So many people are predicting a recession that you’d be almost surprised if there wasn’t one.

After all, the Federal Reserve (Fed) has been raising interest rates for over a year to curb inflation. Credit has already tightened and regional US banks have failed. Even if the job market remains stubbornly strong, Fed economists predict the economy will slow enough to enter a recession.

What worries investors, because “recession” rhymes with “stock market fall”: the bear market, as they say… For example, during the 2020 recession at the start of the pandemic, the S index

Still, I’m a consistent investor, mostly keeping plenty of cash safe and keeping a decidedly long-term view, steeped in history.

Hanging on isn’t always easy. Uncertainty about the future can make investing unbearable. But the past can bring some comfort.

Stocks have always rebounded from recessions, sometimes very quickly. I asked Dimensional Fund Advisors, a large asset management firm based in Austin, Texas, to do some math: the market has performed reasonably over 10- or 20-year periods after recessions; but not always on a shorter horizon.

A recession is “a significant drop in economic activity that spans the entire economy and lasts for more than a few months,” according to the National Bureau of Economic Research (NBER), the quasi-official entity that determines when and when to start. end recessions in the United States.

A fairly simple task, one would say. But in a large and complex economy, determining when a recession took place is not obvious, even after the fact.

The NBER takes its time in deciding.
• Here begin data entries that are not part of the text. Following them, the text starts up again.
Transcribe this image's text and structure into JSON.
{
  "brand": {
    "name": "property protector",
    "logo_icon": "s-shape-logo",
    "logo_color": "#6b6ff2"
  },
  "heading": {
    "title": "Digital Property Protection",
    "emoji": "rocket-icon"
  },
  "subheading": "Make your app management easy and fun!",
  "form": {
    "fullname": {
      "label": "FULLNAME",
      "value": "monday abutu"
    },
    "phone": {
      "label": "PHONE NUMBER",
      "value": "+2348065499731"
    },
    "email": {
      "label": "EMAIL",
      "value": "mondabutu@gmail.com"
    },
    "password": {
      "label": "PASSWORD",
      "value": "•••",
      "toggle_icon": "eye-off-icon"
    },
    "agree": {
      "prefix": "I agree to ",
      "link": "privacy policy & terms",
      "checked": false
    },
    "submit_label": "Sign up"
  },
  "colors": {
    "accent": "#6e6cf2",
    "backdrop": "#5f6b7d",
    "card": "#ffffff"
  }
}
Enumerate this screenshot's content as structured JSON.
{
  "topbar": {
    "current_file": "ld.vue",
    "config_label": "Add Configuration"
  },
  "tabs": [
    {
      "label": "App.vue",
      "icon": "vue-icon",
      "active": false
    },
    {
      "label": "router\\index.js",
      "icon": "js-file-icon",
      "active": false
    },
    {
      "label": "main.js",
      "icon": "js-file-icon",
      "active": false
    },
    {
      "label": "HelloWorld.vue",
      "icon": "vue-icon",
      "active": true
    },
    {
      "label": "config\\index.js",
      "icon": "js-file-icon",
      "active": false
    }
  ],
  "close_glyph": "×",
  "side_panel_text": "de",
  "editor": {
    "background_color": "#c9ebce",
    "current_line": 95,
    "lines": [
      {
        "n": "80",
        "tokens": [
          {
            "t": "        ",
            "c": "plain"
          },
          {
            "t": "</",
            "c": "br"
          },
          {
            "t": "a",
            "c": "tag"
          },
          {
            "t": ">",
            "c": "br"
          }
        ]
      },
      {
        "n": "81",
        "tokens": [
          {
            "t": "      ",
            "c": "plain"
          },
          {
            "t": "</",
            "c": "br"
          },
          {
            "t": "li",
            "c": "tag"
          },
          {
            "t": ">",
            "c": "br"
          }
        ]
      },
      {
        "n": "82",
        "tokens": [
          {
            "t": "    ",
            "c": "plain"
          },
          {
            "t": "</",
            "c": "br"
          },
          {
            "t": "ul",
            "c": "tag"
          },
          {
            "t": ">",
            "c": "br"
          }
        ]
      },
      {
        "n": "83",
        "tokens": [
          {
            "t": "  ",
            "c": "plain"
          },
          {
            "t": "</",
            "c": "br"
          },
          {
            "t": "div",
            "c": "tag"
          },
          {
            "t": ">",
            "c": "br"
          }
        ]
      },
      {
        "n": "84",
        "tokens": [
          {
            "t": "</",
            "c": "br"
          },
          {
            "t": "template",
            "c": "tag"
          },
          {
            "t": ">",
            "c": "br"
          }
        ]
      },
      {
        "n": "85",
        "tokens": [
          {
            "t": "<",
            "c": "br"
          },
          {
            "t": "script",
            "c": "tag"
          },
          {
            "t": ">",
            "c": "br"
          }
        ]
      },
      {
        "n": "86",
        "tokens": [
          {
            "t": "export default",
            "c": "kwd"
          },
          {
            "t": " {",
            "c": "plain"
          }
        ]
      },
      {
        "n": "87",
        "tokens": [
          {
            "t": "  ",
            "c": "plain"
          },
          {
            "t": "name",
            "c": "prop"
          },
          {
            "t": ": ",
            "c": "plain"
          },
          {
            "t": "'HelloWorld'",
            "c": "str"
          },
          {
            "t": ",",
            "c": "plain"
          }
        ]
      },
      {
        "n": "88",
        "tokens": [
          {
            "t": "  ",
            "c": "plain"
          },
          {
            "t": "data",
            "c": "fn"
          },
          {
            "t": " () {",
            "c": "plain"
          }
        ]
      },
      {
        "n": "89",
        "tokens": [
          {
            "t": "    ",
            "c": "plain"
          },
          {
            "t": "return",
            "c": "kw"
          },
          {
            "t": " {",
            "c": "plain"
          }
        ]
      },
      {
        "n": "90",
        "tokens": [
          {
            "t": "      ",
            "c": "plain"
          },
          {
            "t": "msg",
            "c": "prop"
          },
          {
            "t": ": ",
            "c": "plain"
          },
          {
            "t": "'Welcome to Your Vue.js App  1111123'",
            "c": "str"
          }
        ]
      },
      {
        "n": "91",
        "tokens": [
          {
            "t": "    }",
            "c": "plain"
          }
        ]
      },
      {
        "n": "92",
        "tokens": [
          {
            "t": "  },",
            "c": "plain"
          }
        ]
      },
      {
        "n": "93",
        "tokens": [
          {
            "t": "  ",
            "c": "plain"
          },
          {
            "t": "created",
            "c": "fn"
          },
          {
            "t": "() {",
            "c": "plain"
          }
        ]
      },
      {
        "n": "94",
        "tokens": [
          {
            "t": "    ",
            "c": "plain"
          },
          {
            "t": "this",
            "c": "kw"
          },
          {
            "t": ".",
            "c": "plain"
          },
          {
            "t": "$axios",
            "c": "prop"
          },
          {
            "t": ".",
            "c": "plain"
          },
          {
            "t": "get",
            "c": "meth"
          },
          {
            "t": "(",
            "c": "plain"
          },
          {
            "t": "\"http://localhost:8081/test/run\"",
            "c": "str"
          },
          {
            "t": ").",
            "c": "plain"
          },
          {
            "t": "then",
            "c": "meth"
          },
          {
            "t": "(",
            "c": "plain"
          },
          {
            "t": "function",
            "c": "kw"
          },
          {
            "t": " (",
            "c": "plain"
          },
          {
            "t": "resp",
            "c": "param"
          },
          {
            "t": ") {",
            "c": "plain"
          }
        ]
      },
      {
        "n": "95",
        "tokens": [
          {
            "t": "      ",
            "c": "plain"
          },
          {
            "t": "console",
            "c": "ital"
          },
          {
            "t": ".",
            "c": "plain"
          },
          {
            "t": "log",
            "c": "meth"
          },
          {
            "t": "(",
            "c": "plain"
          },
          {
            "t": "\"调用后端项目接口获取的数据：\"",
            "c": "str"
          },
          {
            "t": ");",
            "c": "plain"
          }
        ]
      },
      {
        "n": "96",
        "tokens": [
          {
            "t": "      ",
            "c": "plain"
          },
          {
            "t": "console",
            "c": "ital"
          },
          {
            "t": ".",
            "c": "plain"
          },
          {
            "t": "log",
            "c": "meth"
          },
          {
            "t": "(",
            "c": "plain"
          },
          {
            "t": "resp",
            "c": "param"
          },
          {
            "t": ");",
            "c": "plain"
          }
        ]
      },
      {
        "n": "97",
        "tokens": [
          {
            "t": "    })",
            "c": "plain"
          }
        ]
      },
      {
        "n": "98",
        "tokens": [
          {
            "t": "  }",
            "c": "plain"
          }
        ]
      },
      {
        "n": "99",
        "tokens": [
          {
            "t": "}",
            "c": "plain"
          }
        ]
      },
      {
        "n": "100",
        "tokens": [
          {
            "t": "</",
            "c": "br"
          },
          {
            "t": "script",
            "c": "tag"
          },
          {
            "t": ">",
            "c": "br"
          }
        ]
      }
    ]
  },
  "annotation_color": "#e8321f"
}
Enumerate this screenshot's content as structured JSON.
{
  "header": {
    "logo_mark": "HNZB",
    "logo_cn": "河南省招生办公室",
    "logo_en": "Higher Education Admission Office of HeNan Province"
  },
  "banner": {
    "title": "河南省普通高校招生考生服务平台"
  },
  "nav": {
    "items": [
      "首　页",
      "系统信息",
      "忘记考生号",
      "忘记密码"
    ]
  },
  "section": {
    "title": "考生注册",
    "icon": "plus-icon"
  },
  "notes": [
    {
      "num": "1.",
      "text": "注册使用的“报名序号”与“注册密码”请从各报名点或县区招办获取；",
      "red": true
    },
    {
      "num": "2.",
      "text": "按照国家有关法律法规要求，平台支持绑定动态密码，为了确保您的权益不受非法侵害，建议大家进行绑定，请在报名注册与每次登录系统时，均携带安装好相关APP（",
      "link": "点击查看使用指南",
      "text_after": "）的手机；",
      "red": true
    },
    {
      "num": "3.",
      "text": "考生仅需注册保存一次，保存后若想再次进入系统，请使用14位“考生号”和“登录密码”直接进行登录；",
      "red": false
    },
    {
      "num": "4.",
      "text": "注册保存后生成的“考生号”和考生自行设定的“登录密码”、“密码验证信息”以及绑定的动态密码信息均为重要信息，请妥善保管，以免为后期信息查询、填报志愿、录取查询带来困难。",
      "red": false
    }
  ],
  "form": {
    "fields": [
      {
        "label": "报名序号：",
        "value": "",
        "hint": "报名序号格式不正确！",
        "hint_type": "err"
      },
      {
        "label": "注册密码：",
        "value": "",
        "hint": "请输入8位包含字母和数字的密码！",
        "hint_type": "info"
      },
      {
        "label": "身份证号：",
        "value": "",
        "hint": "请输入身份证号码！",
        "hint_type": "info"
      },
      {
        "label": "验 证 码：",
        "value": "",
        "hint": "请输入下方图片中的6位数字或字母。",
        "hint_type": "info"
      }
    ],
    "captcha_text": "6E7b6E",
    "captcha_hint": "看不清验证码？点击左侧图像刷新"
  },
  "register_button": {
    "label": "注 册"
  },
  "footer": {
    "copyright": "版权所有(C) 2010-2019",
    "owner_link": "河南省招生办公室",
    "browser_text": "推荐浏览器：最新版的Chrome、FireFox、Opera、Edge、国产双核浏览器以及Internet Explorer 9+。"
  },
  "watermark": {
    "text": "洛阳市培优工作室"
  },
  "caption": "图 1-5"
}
If there is a recession, we will know for sure long after it starts, maybe even after it is over. That’s what happened last time. It started in February 2020 at the start of the pandemic and ended in April 2020. But the Bureau waited 15 months, until July 2021, to declare that there had been a recession.

In the past, these diagnoses “have taken between 4 and 21 months,” the office said. There is no fixed rule when it comes to deadlines. We wait long enough for the existence of a peak or trough to be certain, and until we can precisely date the peak and trough. »

Often, stocks fall before the recession and rise before the recovery.

The NBER “only dates recessions after they start,” said Marlena Lee, head of investment solutions at Dimensional Fund Advisors. The markets, on the other hand, announce them well in advance. »

Since 1948, there have been 11 recessions in the United States. At my request, Ms. Lee calculated the annualized total returns of the S

These averages seem reassuring to me:

With compounding, $1 in the index would be worth $10.56 after 20 years, on average. So far, so good.

Now, the caveats are in order.

These are only long-term averages; there are great variations between them.

The best 20-year return (1980-2000) was 17.2%, annualized ($1 invested in February 1980 was worth $24.02 20 years later).

The worst 20-year return (1960-1980) was 7.3%, annualized ($1 invested in May 1960 was worth $4.09 20 years later).

Of course, I’d rather have $24.02 in my pocket, but even $4.09 wouldn’t be so bad.

Yield varied much more over shorter intervals. Thus, a year after the 1953 recession, an investment in the S

But some years have been really atrocious. A year after the start of the recessions of 1973, 1981 and 2007, the stock market was still falling. The last one (the subprime crisis) was the worst.

In 2008, a year after the start of this recession, the S

The last recession, the one that started in February 2020, quickly led to excellent returns, despite the initial losses. A year later, the dollar invested in February 2020 was worth $1.31. Over three years, it was worth $1.41. I bet it will continue to rise over the next two decades, but I have no guarantees.

History is rich in lessons, but the past is no guarantee of the future. Historical returns are not a reliable guide. If the stock market outperforms the past, so much the better. If it does less well, you may be in fairly good shape if your investments are diversified and invested in various regions of the world.

That said, as long as the economy continues to grow despite recessions and markets perform relatively well, there is reason to be both optimistic and cautious. Although I am an accredited investor, I am not risking the money in the markets that I think I will need in the next three to five years.

As a precaution, I hold cash in various places, including government money funds and government-insured savings accounts. Bank certificates of deposit and treasury bills are also good choices.

For the long term, I invest in bonds and equities in broad, diversified and inexpensive index funds that reflect all of the world’s markets, which spreads the risk. In 2022, technology stocks fell, but energy stocks rose. Bonds have had miserable results, but I expect them to rebound in the coming years. We will see all of this.

Anticipating recessions or relying on economists or Wall Street pundits to figure out when to invest and what to hold, all seems fruitless to me.

First, I will make sure that, whatever happens, I can pay the bills. Then I will continue to be optimistic, betting that, over two decades or more, the stock market will appreciate, despite those dreaded recessions.